As I said, we have been doing this for corporate clients for some time. For them, accessing the videos whenever/wherever is the important thing. That is getting the message out. We position our weddings for more emotional impact.

But when the client talks ... well, we walk that walk, don't we
Victor Kellar is offline   Reply With Quote
Old August 23rd, 2007, 08:52 PM   #13
Regular Crew
 
Join Date: Feb 2007
Location: Sun Prairie, Wisconsin
Posts: 37
Amazing isn't it how people seem equally enamored with viewing something on their 58" plasma as they do on the 2" screen of their handheld device. They both are captivating in their own way apparently.
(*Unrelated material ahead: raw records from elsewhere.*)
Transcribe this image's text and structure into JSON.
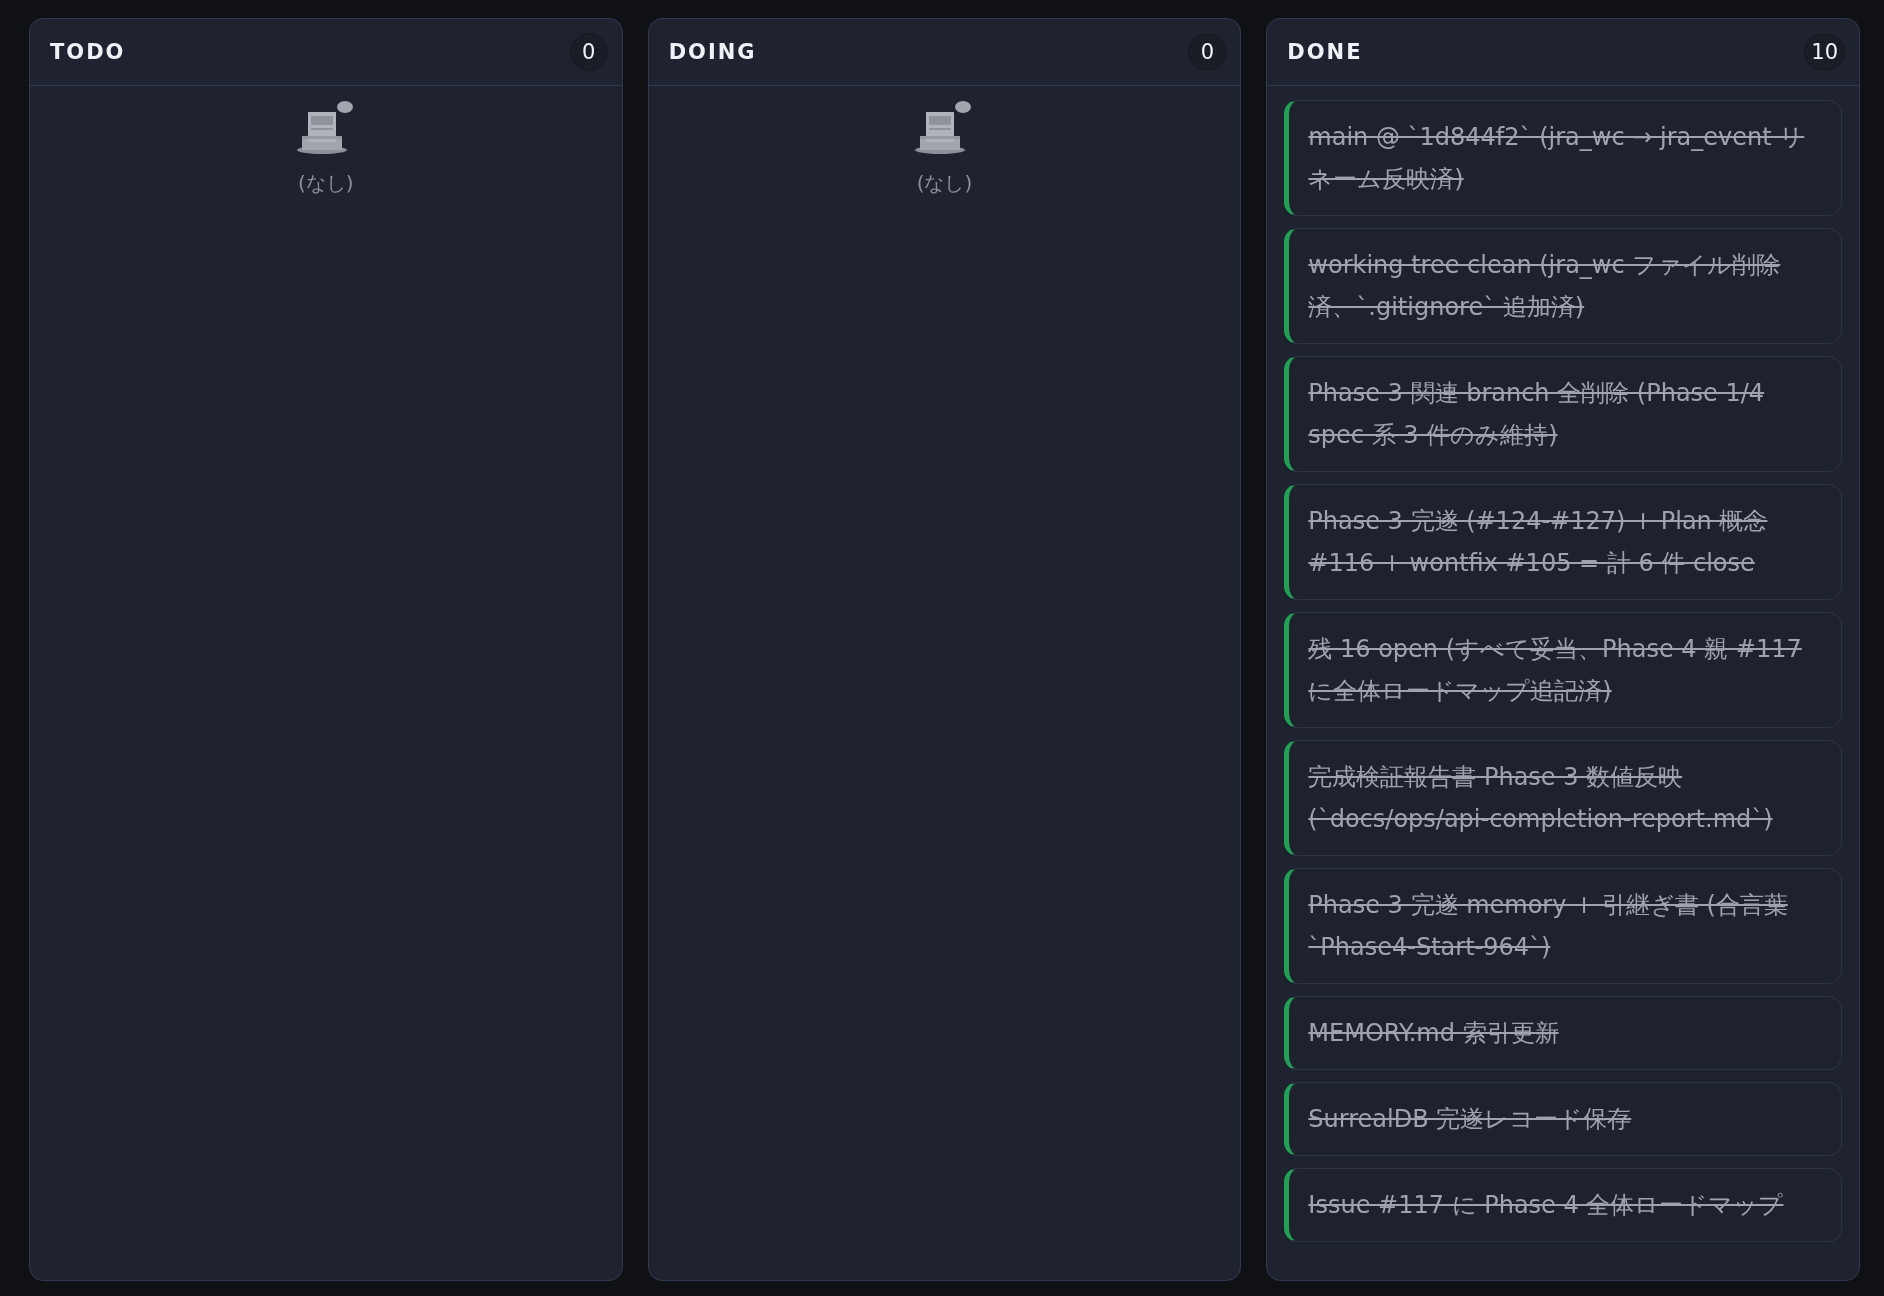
{
  "columns": [
    {
      "title": "TODO",
      "count": "0",
      "empty_text": "(なし)"
    },
    {
      "title": "DOING",
      "count": "0",
      "empty_text": "(なし)"
    },
    {
      "title": "DONE",
      "count": "10",
      "cards": [
        {
          "text": "main @ `1d844f2` (jra_wc → jra_event リネーム反映済)",
          "done": true
        },
        {
          "text": "working tree clean (jra_wc ファイル削除済、`.gitignore` 追加済)",
          "done": true
        },
        {
          "text": "Phase 3 関連 branch 全削除 (Phase 1/4 spec 系 3 件のみ維持)",
          "done": true
        },
        {
          "text": "Phase 3 完遂 (#124-#127) + Plan 概念 #116 + wontfix #105 = 計 6 件 close",
          "done": true
        },
        {
          "text": "残 16 open (すべて妥当、Phase 4 親 #117 に全体ロードマップ追記済)",
          "done": true
        },
        {
          "text": "完成検証報告書 Phase 3 数値反映 (`docs/ops/api-completion-report.md`)",
          "done": true
        },
        {
          "text": "Phase 3 完遂 memory + 引継ぎ書 (合言葉 `Phase4-Start-964`)",
          "done": true
        },
        {
          "text": "MEMORY.md 索引更新",
          "done": true
        },
        {
          "text": "SurrealDB 完遂レコード保存",
          "done": true
        },
        {
          "text": "Issue #117 に Phase 4 全体ロードマップ",
          "done": true
        }
      ]
    }
  ]
}
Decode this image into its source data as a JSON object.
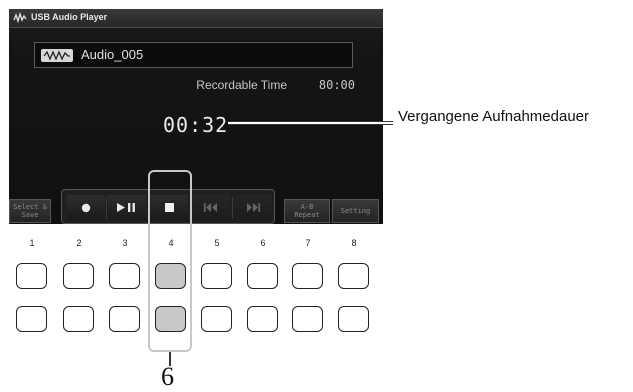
{
  "window": {
    "title": "USB Audio Player",
    "icon": "usb-audio-icon"
  },
  "player": {
    "file_icon": "audio-waveform-icon",
    "file_name": "Audio_005",
    "recordable_label": "Recordable Time",
    "recordable_time": "80:00",
    "elapsed_time": "00:32"
  },
  "controls": {
    "select_save": "Select &\nSave",
    "record": "record-icon",
    "play_pause": "play-pause-icon",
    "stop": "stop-icon",
    "rewind": "rewind-icon",
    "fast_forward": "fast-forward-icon",
    "ab_repeat": "A-B\nRepeat",
    "setting": "Setting"
  },
  "panel": {
    "button_numbers": [
      "1",
      "2",
      "3",
      "4",
      "5",
      "6",
      "7",
      "8"
    ],
    "active_column": "4"
  },
  "annotations": {
    "elapsed_label": "Vergangene Aufnahmedauer",
    "step_number": "6"
  },
  "colors": {
    "screen_bg": "#151515",
    "active_button": "#c8c8c8",
    "highlight_frame": "#c8c8c8"
  }
}
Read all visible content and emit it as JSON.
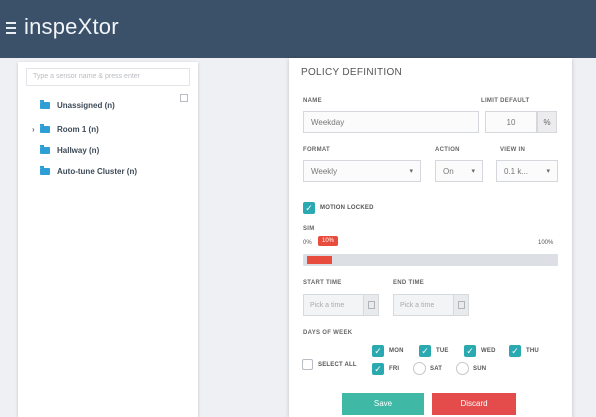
{
  "app": {
    "title": "inspeXtor"
  },
  "tree": {
    "search_placeholder": "Type a sensor name & press enter",
    "items": [
      {
        "label": "Unassigned (n)"
      },
      {
        "label": "Room 1 (n)"
      },
      {
        "label": "Hallway (n)"
      },
      {
        "label": "Auto-tune Cluster (n)"
      }
    ]
  },
  "policy": {
    "title": "POLICY DEFINITION",
    "name_label": "NAME",
    "name_value": "Weekday",
    "limit_label": "LIMIT DEFAULT",
    "limit_value": "10",
    "limit_unit": "%",
    "format_label": "FORMAT",
    "format_value": "Weekly",
    "action_label": "ACTION",
    "action_value": "On",
    "view_label": "VIEW IN",
    "view_value": "0.1 k...",
    "motion_label": "MOTION LOCKED",
    "sim_label": "SIM",
    "sim_start": "0%",
    "sim_badge": "10%",
    "sim_end": "100%",
    "sim_fraction": 0.1,
    "start_time_label": "START TIME",
    "start_time_value": "Pick a time",
    "end_time_label": "END TIME",
    "end_time_value": "Pick a time",
    "days_label": "DAYS OF WEEK",
    "select_all_label": "SELECT ALL",
    "days": [
      {
        "label": "MON",
        "checked": true
      },
      {
        "label": "TUE",
        "checked": true
      },
      {
        "label": "WED",
        "checked": true
      },
      {
        "label": "THU",
        "checked": true
      },
      {
        "label": "FRI",
        "checked": true
      },
      {
        "label": "SAT",
        "checked": false
      },
      {
        "label": "SUN",
        "checked": false
      }
    ],
    "save_label": "Save",
    "discard_label": "Discard"
  },
  "colors": {
    "header": "#3b5169",
    "folder": "#2e9fd6",
    "accent": "#2aaab0",
    "danger": "#e74c3c",
    "save": "#3fb8a6"
  }
}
Are they watching totally different types of content on these two different screens? Do wedding videographers need to deliver a product for both types of viewing experiences? Should we?
Bill Anciaux is offline   Reply With Quote
Old August 23rd, 2007, 11:56 PM   #14
Major Player
 
Join Date: Jan 2004
Location: Columbus, Ohio
Posts: 755
Quote:
Originally Posted by Sean Johnson View Post
that would be a wonderful day. disc media can be so sensitive. they rival my wife.
Thanks for making me laugh!! Mine too.
Jon Omiatek is offline   Reply With Quote
Old August 24th, 2007, 01:17 AM   #15
Trustee
 
Join Date: Nov 2005
Location: Honolulu, HI
Posts: 1,961
Semaphore is the future. Learn how to sew now or your competitors will eat your lunch.

Broadband is too slow to make HD disks irrelevant any time in the near future. Also, a great deal of people still don't watch video on their computers. Go to the electronics store in the U.S. and you will still find 19" tube televisions.
Marcus Marchesseault is offline   Reply
Reply

DV Info Net refers all where-to-buy and where-to-rent questions exclusively to these trusted full line dealers and rental houses...

Professional Video
(800) 833-4801
Portland, OR

B&H Photo Video
(866) 521-7381
New York, NY

Z.G.C.
(973) 335-4460
Mountain Lakes, NJ

Abel Cine Tech
(888) 700-4416
N.Y. NY & L.A. CA

Precision Camera
(800) 677-1023
Austin, TX

DV Info Net also encourages you to support local businesses and buy from an authorized dealer in your neighborhood.
  You are here: DV Info Net > Special Interest Areas > Wedding / Event Videography Techniques

Thread Tools Search this Thread
Search this Thread:

Advanced Search

 



Google
 

All times are GMT -6. The time now is 01:20 PM.


DV Info Net -- Real Names, Real People, Real Info!
1998-2017 The Digital Video Information Network